Directions - Within the records below, find each line that holds the string "post", then copy it.

** Dataset extract follows **

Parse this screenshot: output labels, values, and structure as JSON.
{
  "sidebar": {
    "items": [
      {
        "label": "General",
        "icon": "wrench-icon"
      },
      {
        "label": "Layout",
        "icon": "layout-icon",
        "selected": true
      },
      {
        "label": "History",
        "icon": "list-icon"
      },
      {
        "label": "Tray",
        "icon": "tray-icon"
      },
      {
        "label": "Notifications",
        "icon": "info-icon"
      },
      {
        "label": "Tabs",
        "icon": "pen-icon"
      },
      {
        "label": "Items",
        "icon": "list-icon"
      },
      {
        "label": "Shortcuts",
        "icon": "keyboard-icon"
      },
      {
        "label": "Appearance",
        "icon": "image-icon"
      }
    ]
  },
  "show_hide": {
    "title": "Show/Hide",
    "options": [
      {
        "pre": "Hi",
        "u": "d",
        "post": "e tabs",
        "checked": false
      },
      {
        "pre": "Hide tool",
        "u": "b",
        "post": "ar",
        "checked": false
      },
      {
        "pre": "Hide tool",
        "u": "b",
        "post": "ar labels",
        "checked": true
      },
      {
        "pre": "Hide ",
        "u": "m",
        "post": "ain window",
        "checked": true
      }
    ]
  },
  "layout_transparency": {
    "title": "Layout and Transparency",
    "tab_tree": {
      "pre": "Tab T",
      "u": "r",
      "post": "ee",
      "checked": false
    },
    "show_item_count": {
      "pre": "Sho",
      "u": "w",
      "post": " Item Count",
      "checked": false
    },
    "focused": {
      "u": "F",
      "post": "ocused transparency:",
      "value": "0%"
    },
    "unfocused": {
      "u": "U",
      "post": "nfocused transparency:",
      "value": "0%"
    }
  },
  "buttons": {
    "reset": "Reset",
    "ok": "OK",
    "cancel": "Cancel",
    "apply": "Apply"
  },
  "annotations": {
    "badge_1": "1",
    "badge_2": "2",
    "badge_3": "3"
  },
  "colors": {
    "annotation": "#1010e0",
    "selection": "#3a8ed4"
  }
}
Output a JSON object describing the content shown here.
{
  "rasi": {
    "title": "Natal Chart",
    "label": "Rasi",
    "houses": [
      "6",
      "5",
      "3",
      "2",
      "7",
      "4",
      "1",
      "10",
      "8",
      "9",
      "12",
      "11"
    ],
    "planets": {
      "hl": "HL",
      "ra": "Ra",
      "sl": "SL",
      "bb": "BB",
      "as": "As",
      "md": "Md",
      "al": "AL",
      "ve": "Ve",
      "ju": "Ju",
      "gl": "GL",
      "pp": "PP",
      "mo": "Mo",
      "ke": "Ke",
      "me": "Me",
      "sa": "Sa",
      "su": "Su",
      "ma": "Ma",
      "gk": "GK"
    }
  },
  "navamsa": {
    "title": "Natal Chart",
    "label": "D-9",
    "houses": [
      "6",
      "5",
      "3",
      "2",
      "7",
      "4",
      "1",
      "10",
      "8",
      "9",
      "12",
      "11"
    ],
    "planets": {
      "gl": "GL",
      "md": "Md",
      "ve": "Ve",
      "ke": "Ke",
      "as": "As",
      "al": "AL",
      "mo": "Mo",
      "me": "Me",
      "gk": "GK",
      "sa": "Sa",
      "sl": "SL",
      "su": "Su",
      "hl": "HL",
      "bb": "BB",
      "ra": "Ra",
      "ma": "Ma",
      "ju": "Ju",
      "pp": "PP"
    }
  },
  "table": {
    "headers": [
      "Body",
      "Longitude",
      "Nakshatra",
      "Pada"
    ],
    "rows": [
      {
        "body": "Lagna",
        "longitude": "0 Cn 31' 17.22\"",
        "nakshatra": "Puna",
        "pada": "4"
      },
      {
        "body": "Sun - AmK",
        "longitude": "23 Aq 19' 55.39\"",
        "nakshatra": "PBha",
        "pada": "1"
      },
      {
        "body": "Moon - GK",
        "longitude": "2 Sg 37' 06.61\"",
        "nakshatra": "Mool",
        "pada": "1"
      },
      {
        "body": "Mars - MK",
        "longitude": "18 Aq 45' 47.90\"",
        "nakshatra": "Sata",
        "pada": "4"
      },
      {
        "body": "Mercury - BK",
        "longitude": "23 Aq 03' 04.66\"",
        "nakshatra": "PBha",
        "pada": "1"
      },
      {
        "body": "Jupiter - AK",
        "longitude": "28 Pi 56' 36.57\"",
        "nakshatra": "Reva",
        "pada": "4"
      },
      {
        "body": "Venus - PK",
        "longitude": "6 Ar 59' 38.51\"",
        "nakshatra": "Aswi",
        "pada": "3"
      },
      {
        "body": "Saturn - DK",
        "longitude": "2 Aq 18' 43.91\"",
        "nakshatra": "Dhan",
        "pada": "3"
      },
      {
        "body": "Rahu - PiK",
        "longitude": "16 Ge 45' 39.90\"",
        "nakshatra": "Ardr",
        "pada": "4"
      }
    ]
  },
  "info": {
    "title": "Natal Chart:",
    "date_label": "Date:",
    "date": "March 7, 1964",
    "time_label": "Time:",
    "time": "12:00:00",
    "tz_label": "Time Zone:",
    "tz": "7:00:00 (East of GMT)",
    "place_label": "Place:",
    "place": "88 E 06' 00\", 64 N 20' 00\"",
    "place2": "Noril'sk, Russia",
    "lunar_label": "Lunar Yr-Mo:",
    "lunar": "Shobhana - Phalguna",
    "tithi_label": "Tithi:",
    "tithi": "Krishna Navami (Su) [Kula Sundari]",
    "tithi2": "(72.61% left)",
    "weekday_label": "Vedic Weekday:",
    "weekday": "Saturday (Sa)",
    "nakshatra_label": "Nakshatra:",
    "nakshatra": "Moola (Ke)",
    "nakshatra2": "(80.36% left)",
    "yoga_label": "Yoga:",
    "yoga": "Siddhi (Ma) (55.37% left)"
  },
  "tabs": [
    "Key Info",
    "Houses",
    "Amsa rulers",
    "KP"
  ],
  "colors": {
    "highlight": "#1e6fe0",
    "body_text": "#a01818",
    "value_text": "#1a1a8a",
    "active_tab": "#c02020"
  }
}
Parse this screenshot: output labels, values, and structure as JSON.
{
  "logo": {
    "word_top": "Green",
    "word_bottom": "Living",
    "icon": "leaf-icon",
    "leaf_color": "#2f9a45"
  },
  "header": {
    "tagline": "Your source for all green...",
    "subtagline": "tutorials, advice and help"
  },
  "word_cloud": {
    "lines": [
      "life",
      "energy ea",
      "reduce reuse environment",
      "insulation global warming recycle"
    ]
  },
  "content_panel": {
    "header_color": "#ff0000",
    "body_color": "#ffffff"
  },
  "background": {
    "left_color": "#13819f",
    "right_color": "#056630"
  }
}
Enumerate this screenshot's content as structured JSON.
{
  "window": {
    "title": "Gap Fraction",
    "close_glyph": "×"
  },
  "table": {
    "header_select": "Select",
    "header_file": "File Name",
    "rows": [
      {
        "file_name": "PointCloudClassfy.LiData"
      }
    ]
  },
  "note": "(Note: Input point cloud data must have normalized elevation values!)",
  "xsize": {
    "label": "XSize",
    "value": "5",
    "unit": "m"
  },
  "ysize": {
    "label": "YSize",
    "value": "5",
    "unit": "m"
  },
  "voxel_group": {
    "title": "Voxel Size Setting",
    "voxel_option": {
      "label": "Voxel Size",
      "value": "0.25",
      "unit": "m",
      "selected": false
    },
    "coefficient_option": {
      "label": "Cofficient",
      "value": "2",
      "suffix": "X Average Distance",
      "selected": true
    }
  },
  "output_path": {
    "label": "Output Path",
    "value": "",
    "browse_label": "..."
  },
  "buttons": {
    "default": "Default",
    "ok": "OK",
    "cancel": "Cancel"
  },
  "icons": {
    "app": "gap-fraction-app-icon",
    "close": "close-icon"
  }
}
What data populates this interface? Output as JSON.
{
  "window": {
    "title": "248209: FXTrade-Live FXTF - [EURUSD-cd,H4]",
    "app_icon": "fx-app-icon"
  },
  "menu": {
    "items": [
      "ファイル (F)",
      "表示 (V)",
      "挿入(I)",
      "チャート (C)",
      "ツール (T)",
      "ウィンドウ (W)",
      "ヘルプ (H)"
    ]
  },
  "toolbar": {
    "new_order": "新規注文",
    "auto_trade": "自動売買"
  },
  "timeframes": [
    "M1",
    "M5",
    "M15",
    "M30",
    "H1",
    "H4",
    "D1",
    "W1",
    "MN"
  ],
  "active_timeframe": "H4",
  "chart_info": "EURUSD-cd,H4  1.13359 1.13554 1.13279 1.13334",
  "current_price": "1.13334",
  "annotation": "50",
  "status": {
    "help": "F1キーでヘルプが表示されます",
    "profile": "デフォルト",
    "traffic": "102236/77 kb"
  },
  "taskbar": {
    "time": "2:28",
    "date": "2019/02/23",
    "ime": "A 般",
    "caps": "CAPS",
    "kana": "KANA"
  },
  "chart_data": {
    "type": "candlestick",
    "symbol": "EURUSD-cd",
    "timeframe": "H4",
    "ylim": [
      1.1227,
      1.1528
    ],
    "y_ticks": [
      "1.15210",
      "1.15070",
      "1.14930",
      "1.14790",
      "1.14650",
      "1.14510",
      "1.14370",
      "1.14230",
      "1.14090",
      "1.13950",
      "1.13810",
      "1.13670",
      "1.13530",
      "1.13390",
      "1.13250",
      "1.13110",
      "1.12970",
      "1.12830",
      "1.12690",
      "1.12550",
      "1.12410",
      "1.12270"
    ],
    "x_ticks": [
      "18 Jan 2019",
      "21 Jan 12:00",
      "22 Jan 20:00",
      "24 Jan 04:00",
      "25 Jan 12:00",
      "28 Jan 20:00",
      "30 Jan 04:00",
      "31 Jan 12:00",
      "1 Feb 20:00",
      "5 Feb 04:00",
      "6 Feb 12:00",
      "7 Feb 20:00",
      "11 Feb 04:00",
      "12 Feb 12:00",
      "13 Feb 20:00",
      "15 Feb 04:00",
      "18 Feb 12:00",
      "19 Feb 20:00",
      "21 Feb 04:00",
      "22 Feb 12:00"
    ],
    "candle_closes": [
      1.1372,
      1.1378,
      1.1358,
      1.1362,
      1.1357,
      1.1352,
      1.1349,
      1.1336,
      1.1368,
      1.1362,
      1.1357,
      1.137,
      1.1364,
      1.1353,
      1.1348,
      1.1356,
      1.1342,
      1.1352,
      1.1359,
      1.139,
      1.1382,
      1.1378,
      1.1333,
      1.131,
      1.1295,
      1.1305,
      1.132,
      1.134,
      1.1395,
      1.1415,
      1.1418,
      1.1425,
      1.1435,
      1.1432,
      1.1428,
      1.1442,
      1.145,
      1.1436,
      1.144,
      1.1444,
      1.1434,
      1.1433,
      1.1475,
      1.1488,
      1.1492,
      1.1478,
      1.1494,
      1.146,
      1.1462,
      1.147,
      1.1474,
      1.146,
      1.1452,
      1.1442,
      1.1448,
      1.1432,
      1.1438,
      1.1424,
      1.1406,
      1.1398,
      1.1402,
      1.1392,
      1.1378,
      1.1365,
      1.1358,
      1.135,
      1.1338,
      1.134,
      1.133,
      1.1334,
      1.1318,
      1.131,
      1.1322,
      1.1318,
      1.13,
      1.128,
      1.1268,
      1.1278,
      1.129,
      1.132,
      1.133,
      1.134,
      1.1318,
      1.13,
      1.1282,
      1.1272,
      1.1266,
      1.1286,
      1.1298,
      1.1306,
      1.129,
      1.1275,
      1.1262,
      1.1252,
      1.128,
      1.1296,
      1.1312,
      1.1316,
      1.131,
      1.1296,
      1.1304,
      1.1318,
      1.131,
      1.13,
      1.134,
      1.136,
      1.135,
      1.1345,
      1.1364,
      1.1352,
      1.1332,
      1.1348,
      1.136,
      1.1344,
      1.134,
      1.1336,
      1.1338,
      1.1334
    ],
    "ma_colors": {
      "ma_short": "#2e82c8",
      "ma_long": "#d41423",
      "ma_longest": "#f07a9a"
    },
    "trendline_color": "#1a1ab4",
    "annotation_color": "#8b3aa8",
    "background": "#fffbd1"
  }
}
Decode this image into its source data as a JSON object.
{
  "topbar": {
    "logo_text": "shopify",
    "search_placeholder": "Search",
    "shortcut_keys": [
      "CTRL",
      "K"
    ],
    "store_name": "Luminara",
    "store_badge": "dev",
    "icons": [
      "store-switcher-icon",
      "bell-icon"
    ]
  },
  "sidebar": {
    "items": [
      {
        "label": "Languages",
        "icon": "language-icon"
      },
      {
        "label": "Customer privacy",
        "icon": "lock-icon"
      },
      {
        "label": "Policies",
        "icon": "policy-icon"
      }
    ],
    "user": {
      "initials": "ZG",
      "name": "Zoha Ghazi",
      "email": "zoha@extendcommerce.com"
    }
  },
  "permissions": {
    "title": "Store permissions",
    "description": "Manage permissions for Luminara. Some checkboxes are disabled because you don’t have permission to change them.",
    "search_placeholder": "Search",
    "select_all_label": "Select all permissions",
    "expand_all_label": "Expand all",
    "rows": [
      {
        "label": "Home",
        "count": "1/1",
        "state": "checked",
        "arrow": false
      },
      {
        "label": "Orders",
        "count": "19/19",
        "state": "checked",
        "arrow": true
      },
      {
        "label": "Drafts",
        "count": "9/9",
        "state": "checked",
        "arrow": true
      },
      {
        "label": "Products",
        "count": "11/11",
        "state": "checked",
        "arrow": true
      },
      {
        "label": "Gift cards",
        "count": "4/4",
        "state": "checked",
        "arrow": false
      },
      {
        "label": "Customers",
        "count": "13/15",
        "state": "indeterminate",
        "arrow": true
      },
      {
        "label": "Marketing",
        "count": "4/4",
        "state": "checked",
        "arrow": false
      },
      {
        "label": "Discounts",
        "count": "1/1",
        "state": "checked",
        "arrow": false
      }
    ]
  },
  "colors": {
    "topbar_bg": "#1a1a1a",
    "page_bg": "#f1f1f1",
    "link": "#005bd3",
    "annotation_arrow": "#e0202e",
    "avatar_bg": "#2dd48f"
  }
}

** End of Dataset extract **

Reply -
        "post": "e tabs",
        "post": "ar",
        "post": "ar labels",
        "post": "ain window",
      "post": "ee",
      "post": " Item Count",
      "post": "ocused transparency:",
      "post": "nfocused transparency:",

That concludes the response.